## RECORDED DATA

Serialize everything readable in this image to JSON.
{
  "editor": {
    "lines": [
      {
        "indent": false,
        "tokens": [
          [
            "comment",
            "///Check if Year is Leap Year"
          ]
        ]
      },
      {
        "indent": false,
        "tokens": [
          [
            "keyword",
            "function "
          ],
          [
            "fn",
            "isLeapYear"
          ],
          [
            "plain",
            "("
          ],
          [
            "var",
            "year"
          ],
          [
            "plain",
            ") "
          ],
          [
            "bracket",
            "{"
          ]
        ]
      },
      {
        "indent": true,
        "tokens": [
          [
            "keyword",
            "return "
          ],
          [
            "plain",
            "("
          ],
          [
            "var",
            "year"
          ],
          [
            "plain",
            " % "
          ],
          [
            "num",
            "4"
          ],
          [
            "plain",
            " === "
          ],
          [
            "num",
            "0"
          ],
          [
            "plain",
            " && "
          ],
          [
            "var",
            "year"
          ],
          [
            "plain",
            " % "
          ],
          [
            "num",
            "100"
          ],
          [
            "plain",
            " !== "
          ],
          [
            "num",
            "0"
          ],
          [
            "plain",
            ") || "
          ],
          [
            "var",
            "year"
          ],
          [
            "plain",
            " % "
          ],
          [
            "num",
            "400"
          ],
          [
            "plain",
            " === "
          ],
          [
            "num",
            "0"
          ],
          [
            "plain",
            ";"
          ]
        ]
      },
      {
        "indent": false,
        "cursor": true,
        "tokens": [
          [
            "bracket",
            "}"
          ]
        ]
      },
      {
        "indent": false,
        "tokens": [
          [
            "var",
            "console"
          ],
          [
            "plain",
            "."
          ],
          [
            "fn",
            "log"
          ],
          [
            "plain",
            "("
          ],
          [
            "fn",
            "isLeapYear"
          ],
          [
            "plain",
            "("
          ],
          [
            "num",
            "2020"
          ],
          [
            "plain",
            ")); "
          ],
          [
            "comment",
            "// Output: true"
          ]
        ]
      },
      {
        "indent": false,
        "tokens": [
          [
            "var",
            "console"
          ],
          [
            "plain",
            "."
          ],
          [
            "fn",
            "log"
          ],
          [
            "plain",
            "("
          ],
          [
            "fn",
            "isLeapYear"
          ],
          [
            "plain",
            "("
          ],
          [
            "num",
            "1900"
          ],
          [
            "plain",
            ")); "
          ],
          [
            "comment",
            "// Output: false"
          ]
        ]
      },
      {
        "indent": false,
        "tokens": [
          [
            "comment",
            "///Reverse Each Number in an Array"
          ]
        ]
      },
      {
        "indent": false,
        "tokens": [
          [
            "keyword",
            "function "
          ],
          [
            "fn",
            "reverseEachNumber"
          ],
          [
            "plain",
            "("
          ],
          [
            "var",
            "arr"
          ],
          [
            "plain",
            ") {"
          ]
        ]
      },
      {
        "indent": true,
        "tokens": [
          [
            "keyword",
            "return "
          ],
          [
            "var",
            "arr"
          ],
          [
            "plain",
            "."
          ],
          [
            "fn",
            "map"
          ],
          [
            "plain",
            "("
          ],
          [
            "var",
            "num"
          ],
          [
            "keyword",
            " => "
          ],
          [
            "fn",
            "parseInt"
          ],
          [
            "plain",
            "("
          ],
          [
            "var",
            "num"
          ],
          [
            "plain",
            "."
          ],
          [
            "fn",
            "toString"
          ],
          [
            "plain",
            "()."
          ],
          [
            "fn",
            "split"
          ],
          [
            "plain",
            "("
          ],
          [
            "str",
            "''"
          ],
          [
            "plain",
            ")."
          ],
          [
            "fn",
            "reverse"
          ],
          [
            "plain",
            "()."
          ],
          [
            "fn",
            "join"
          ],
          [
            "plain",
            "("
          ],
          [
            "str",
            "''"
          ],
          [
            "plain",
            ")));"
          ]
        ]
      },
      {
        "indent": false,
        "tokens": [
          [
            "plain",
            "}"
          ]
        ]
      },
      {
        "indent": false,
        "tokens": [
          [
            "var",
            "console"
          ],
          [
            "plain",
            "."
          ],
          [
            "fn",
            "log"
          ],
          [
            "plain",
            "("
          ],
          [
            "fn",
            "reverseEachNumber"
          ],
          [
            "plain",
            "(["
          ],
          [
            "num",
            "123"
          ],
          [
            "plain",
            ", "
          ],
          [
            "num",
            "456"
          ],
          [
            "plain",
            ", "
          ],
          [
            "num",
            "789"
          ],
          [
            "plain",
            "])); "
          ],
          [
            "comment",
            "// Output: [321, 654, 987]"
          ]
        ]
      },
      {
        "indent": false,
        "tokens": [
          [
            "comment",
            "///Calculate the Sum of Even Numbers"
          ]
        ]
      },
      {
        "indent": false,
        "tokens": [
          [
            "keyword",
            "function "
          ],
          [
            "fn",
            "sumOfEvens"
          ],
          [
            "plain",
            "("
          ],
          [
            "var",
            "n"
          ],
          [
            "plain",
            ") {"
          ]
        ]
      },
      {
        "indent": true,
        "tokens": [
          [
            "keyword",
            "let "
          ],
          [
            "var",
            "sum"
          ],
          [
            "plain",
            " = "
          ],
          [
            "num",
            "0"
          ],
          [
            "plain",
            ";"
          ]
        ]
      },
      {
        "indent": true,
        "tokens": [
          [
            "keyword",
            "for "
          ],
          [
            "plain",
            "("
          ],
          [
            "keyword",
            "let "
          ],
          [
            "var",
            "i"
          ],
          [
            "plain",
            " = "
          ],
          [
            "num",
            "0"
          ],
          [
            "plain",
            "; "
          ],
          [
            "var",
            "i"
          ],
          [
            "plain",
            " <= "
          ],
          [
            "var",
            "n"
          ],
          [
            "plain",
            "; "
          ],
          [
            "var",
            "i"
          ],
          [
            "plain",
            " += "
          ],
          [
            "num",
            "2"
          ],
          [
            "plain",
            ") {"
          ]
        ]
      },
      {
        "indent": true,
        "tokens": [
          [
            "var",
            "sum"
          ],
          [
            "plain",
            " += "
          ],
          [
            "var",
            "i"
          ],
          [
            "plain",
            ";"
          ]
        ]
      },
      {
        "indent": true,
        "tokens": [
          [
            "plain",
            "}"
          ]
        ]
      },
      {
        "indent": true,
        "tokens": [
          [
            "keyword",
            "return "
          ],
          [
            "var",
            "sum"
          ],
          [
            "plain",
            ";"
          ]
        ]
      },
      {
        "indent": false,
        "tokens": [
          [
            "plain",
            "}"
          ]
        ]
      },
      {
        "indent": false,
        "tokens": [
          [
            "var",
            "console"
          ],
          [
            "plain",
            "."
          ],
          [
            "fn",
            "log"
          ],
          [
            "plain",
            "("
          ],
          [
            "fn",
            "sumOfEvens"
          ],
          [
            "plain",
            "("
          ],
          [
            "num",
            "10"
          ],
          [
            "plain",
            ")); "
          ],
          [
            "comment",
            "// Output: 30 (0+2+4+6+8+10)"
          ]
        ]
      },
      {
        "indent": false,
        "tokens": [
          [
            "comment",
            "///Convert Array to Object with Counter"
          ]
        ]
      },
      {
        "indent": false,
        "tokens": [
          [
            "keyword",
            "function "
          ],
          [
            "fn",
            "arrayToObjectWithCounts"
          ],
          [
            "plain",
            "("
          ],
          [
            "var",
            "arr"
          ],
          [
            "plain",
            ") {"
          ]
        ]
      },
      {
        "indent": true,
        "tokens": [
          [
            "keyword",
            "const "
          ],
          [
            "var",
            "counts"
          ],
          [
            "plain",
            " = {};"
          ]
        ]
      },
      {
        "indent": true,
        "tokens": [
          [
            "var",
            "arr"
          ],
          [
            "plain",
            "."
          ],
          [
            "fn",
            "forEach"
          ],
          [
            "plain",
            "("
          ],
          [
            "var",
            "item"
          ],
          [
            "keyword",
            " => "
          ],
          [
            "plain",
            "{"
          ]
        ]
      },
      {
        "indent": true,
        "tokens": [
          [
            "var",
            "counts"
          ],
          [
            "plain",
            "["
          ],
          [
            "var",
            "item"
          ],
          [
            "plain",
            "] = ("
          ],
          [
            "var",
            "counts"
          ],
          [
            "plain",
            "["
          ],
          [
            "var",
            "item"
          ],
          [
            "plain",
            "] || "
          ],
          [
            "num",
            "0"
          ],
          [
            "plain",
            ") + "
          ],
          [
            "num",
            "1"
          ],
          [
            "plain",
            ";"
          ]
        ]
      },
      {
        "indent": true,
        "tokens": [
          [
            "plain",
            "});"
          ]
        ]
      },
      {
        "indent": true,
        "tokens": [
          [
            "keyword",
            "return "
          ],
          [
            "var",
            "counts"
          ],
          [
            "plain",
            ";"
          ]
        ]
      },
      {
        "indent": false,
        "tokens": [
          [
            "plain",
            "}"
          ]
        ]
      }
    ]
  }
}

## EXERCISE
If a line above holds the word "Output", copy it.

## RESPONSE TO THIS EXERCISE
            "// Output: true"
            "// Output: false"
            "// Output: [321, 654, 987]"
            "// Output: 30 (0+2+4+6+8+10)"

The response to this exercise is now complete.